The plan calls for emissions to be cut 32 percent from 2005 by 2030; but states have until 2022 to start meeting emission-reduction requirements. To compensate for the later implementation date from the 2014 draft, the plan includes an energy incentive program to give credits for electricity generated from renewables in 2020 and 2021. This energy incentive program would also prevent many coal-fired plants from just being replaced with natural gas to meet the requirements— natural gas emits only half of the carbon emissions from coal when burned, but if leaked before burned its heat-trapping abilities would be 30 times more potent than carbon dioxide. Replacing coal with natural gas would not be a long-term solution.
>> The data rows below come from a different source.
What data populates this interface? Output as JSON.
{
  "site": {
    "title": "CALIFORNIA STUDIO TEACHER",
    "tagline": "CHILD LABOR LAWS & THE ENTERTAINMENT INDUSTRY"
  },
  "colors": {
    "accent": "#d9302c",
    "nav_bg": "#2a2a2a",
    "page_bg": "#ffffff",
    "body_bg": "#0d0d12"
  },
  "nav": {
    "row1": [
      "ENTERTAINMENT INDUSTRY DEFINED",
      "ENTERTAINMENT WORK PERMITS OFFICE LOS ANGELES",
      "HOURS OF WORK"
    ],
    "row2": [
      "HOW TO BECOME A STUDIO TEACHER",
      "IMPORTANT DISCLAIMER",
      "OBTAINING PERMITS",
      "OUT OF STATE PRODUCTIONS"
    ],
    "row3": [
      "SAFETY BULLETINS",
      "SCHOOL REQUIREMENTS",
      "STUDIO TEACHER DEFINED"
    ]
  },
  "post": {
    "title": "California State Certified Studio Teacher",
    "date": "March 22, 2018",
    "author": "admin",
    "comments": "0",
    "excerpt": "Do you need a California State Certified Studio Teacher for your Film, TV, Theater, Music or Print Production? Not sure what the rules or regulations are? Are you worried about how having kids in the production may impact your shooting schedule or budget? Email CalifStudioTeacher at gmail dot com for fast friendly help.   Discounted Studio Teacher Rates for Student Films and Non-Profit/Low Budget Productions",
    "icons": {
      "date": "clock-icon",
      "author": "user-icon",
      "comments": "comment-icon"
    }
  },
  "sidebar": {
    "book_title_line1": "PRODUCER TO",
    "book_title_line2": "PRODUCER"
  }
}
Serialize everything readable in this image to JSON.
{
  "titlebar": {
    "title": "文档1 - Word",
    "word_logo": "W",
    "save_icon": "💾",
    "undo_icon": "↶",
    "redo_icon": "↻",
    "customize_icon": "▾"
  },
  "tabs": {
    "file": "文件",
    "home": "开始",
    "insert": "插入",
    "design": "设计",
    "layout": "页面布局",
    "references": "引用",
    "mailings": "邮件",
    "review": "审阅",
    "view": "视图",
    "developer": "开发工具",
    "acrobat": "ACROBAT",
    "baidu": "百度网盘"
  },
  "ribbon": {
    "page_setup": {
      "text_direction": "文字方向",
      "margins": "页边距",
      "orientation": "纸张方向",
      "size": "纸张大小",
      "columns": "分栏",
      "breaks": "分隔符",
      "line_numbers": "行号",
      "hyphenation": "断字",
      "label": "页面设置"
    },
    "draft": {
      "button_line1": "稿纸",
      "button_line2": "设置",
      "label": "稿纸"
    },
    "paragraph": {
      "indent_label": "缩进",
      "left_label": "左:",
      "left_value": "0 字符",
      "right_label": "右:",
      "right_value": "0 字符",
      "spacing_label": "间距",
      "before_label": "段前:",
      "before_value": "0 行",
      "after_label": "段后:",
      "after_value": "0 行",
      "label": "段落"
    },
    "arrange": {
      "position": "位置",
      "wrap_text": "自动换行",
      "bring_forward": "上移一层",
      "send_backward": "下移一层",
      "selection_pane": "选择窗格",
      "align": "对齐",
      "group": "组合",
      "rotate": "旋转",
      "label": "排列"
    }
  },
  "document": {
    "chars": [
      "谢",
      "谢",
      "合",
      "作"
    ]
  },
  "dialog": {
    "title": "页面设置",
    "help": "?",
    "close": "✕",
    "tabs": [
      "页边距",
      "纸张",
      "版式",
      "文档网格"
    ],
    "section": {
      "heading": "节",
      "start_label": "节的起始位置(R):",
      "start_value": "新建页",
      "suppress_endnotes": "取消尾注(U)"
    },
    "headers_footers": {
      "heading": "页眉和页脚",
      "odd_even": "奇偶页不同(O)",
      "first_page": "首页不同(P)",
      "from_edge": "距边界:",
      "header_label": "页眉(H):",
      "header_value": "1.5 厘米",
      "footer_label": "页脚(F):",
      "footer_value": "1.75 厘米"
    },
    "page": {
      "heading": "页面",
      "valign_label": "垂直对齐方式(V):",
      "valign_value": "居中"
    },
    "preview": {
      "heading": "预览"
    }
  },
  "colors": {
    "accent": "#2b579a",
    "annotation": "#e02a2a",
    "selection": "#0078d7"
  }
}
Some of the plan’s weaknesses, however, are that states are required to cut the amount of carbon emitted per megawatt-hour of electricity produced, but not total carbon. If electricity demand goes up unexpectedly, emissions cuts would be lower. Moreover, this plan by itself would only cut total U.S. emissions 6 percent between 2013 and 2030. However, weaknesses aside, this is the strongest action any US president has ever taken against climate change, and that gives enough reason to celebrate.


Adler, B. (2015, August 3). Obama’s big climate plan is now final — and it’s even stronger than expected. Grist. Retrieved from http://grist.org/climate-energy/obamas-big-climate-plan-is-now-final-and-its-even-stronger-than-expected/?utm_source=syndication&utm_medium=rss&utm_campaign=feed

Moskowitz, P. (2015, June 24). New report estimates enough natural gas is leaking to negate climate benefits. The Guardian. Retrieved from http://www.theguardian.com/environment/2015/jun/24/natural-gas-leaks-methane-environment

Photo from Georgetown Public Policy Review